TRAVERSE CITY, MICH. — Daimler-Benz AG has opened its first virtual reality center — and one of the few publicly announced by an automaker — to help designers come up with future models by studying full-size, animated vehicle renderings.
The Virtual Reality Competence Center, which cost the carmaker about $2.5 million in building and equipment, opened in September in Ulm, Germany. The company uses the technology to tinker with a vehicle's styling and color, study its assembly on a mock factory floor and even take it on a virtual test drive.
Daimler-Benz, which makes Mercedes-Benz vehicles, plans to use virtual techniques at its other research centers worldwide, said project manager Michael Maile of the firm's research and technology center in Palo Alto, Calif. Maile discussed Daimler-Benz's use of the three-dimensional visualization technique Aug. 5 at the University of Michigan Management Briefing Seminars in Traverse City.
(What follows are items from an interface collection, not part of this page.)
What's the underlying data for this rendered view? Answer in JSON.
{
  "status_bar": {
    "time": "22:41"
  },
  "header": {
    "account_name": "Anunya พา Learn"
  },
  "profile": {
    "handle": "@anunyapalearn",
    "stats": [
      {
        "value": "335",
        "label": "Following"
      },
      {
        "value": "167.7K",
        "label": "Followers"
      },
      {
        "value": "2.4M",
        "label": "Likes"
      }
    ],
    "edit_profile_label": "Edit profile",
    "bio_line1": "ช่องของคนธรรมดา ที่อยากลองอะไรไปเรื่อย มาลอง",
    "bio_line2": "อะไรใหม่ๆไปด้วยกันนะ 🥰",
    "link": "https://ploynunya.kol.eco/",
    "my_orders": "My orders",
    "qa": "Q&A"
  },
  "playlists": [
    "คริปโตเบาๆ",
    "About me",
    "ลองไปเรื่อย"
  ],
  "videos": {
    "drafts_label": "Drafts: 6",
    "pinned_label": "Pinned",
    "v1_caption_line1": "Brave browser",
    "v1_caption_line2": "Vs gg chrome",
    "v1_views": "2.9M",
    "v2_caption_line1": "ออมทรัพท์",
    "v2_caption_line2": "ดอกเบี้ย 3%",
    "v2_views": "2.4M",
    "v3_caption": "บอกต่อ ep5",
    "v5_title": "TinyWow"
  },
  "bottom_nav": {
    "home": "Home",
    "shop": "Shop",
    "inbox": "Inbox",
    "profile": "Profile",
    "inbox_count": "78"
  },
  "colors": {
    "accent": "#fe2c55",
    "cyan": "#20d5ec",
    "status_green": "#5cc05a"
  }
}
``Some day, we'd like to see virtual showrooms [at dealerships] so our customers can view models without the need for extra floor space,'' Maile said.
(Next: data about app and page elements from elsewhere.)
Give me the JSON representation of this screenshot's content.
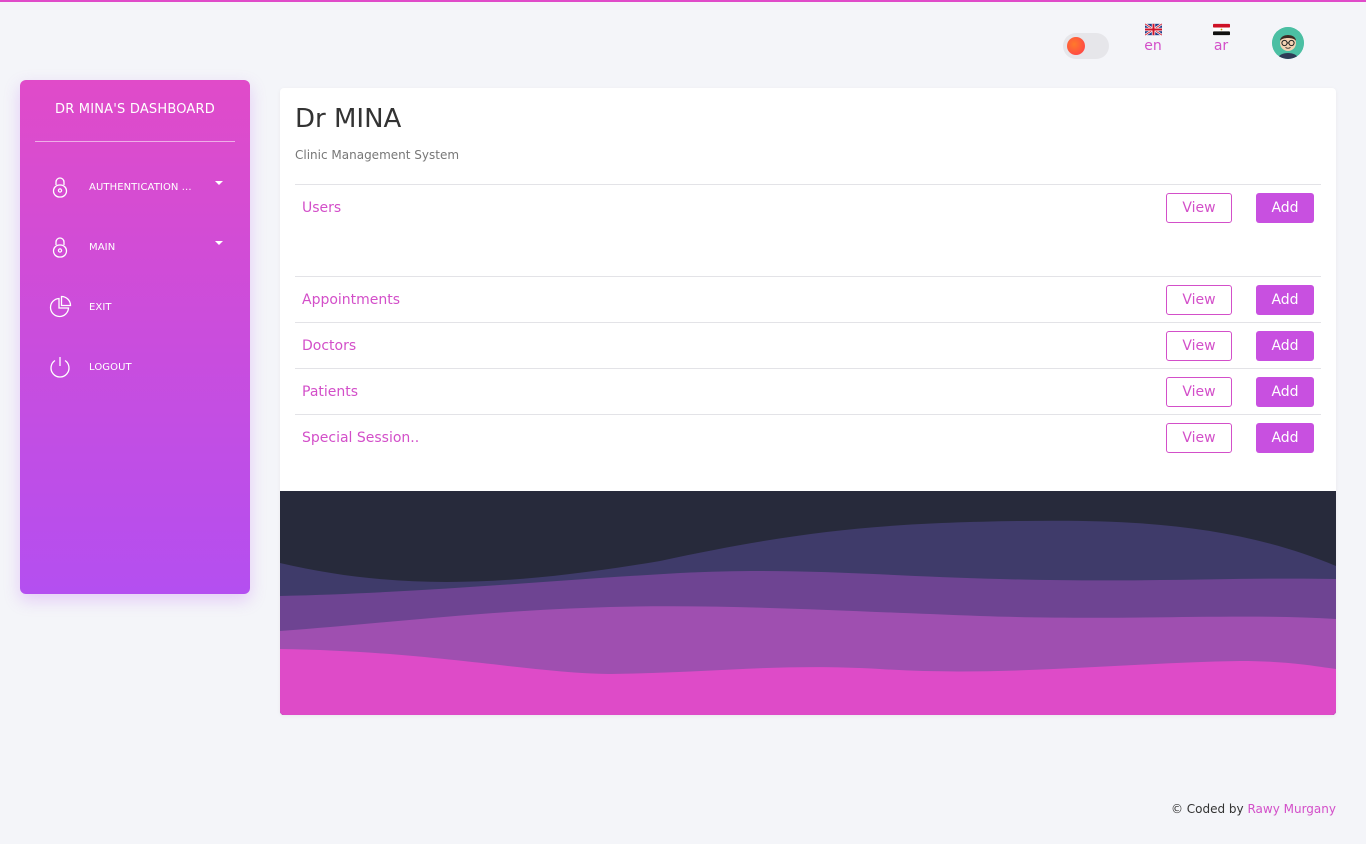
{
  "header": {
    "languages": [
      {
        "code": "en",
        "flag_icon": "uk-flag-icon"
      },
      {
        "code": "ar",
        "flag_icon": "egypt-flag-icon"
      }
    ],
    "theme_toggle_icon": "theme-toggle-icon",
    "avatar_icon": "user-avatar-icon"
  },
  "sidebar": {
    "title": "DR MINA'S DASHBOARD",
    "items": [
      {
        "label": "AUTHENTICATION ...",
        "icon": "lock-icon",
        "has_dropdown": true
      },
      {
        "label": "MAIN",
        "icon": "lock-icon",
        "has_dropdown": true
      },
      {
        "label": "EXIT",
        "icon": "pie-chart-icon",
        "has_dropdown": false
      },
      {
        "label": "LOGOUT",
        "icon": "power-icon",
        "has_dropdown": false
      }
    ]
  },
  "main": {
    "title": "Dr MINA",
    "subtitle": "Clinic Management System",
    "view_label": "View",
    "add_label": "Add",
    "rows": [
      {
        "label": "Users"
      },
      {
        "label": "Appointments"
      },
      {
        "label": "Doctors"
      },
      {
        "label": "Patients"
      },
      {
        "label": "Special Session.."
      }
    ]
  },
  "colors": {
    "accent": "#d34fc9",
    "sidebar_top": "#e04bc9",
    "sidebar_bottom": "#b44ff0",
    "button_add": "#c850e0",
    "wave_dark": "#272a3b"
  },
  "footer": {
    "prefix": "© Coded by",
    "author": "Rawy Murgany"
  }
}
The same does not hold true for designers. Daimler-Benz has set up 60 workstations at the Ulm center for design teams to tweak a car's look through 3D computer modeling. To look at actual-size vehicle renderings, designers strap on virtual-reality headsets and crystal eyeglasses in a cave-like setting that features 200-degree cylinder projectors sending images from all sides.
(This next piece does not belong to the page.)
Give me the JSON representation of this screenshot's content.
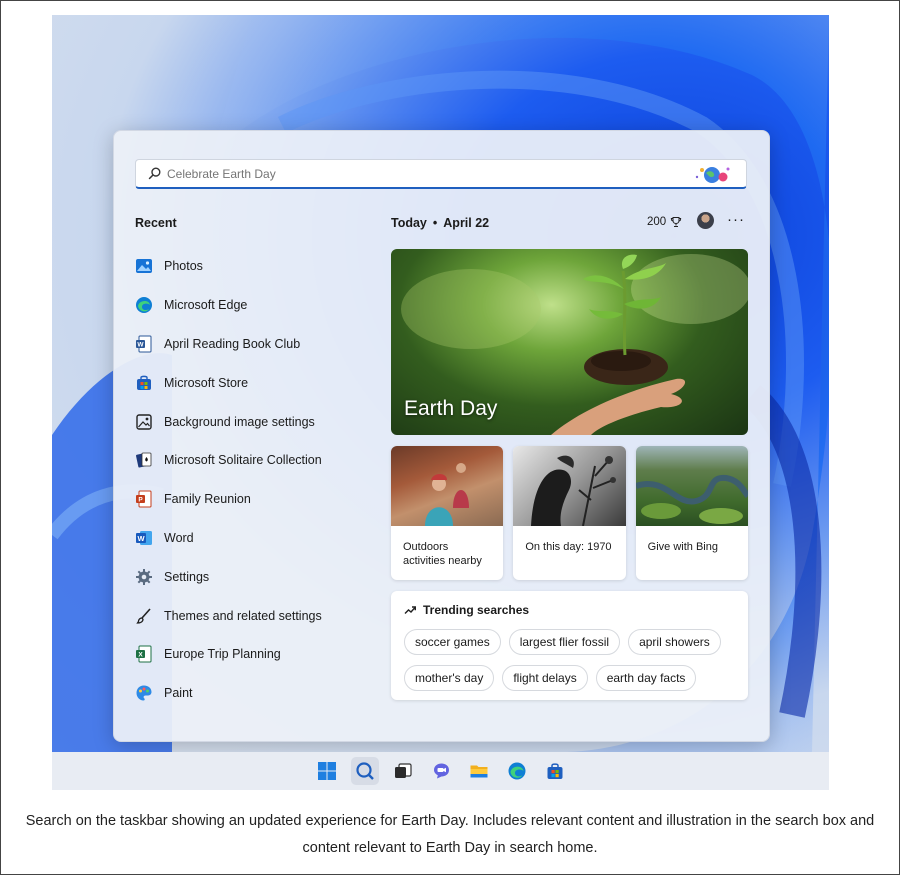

The company expects the use of virtual reality partly to replace clay models and other, more tangible prototypes, Maile said. Virtual reality, which uses computer-aided-design techniques to create a simulated environment, can reduce errors and save design time, Maile said.
At the Daimler-Benz facility, designers can adjust details such as the amount of light reflecting from the hood and the installation of a radio. An engineer also can simulate wind-tunnel conditions to check aerodynamic flow.
For the auto industry, only General Motors Corp. has previously announced the use of virtual reality techniques in design, Maile said.